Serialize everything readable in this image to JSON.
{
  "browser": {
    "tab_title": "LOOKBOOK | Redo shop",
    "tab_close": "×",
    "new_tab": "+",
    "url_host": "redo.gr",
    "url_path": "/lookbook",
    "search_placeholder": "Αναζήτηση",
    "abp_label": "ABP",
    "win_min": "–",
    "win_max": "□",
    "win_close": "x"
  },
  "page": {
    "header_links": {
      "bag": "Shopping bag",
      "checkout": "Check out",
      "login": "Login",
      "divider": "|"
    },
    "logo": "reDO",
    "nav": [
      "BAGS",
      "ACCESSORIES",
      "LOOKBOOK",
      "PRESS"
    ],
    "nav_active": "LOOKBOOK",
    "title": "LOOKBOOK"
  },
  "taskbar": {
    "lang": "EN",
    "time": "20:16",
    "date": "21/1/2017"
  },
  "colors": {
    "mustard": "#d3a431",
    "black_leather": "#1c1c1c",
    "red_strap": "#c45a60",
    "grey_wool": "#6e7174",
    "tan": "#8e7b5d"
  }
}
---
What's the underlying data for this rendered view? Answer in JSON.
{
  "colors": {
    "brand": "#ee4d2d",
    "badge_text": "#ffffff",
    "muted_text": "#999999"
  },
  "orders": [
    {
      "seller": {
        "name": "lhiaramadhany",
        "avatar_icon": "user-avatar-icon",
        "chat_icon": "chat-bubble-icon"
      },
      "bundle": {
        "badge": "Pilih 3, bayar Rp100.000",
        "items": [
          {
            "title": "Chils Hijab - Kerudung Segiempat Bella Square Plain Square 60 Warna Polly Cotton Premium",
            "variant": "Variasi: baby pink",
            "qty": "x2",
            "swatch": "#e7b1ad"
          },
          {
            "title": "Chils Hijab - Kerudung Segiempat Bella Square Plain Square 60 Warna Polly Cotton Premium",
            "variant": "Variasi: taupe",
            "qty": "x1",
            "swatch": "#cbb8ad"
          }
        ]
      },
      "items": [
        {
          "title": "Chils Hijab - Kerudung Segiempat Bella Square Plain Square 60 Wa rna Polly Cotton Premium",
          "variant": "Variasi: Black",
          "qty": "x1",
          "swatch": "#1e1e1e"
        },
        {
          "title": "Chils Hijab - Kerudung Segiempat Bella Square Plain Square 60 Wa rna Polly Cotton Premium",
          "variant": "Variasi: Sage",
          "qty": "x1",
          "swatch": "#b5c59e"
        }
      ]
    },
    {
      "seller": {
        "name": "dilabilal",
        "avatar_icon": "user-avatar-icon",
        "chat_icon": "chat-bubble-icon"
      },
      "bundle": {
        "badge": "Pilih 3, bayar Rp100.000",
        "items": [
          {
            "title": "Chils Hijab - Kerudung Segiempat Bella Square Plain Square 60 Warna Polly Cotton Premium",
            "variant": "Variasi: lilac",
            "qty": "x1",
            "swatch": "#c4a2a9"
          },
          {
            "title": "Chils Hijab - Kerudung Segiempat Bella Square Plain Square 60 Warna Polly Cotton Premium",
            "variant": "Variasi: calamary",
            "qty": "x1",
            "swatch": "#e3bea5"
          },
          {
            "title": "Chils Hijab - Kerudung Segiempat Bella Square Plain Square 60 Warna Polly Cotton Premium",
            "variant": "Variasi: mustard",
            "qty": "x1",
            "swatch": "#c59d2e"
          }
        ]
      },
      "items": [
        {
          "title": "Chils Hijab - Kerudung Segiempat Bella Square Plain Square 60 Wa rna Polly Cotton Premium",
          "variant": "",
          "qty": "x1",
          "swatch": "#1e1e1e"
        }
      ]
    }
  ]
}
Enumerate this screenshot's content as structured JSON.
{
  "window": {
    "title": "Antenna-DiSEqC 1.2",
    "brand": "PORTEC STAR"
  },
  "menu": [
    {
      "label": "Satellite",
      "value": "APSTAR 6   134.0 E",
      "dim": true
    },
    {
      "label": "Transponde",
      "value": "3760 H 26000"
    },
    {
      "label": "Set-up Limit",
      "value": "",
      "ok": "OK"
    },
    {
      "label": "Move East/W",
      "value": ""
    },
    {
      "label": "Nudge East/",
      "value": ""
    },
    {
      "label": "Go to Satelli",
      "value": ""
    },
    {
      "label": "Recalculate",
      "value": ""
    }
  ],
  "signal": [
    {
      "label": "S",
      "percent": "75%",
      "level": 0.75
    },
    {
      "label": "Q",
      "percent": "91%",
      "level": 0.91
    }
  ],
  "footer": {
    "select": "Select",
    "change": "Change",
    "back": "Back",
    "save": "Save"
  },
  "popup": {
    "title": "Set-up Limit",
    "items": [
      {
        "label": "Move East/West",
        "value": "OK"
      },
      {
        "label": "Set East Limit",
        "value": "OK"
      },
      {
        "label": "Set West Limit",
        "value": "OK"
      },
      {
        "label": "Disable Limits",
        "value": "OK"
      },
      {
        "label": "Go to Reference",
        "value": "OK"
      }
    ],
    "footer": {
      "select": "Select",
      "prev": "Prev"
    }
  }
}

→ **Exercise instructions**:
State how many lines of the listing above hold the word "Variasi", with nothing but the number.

→ **Task output**:
7